Each line of the records that holds the word "this" should be copied out.

Interface dataset entries:
<<<<
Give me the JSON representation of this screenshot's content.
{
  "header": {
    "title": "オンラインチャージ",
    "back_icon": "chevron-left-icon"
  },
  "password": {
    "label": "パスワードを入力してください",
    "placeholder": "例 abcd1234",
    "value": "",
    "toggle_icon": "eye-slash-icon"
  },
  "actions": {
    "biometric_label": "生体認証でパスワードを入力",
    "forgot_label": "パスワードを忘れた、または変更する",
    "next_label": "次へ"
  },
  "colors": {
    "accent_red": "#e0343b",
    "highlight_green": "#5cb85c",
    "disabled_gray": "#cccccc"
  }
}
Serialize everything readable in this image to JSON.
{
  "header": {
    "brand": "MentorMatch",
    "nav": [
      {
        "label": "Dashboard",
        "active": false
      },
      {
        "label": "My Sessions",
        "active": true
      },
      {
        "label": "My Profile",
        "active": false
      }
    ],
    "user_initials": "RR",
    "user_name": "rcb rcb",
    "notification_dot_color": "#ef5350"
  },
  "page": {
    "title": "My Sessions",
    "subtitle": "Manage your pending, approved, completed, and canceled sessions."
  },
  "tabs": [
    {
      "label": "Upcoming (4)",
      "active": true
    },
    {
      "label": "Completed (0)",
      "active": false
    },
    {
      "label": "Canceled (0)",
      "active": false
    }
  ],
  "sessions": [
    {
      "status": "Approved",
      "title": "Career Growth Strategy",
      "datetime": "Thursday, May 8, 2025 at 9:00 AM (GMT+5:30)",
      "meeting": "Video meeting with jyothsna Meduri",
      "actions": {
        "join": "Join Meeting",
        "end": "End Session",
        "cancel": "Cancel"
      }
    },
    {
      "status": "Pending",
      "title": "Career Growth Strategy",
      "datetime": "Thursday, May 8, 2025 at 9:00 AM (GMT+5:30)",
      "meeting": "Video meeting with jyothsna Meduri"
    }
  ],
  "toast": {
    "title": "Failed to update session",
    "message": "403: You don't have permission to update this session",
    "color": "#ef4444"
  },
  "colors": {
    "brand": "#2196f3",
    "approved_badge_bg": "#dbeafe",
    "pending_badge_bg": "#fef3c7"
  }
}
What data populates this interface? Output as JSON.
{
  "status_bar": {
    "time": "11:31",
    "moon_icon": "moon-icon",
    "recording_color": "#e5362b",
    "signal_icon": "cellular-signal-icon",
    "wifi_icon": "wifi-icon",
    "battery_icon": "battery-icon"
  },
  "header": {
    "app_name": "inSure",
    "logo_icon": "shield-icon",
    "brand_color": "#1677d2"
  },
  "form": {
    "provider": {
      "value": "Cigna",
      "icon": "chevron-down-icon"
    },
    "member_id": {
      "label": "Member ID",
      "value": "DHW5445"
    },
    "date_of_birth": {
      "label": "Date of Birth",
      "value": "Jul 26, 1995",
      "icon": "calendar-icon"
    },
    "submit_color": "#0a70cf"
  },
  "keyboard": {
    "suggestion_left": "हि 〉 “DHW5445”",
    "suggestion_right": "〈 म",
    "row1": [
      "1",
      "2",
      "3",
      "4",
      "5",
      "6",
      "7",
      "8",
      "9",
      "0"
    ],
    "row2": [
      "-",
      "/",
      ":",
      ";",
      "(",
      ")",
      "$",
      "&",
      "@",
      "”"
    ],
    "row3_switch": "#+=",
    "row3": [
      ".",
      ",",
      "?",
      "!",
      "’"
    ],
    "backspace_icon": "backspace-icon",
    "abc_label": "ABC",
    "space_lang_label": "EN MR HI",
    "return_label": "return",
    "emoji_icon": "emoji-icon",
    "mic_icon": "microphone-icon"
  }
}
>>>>
### Your response
Give me the JSON representation of this screenshot's content.
Serialize everything readable in this image to JSON.
    "message": "403: You don't have permission to update this session",
What data populates this interface? Output as JSON.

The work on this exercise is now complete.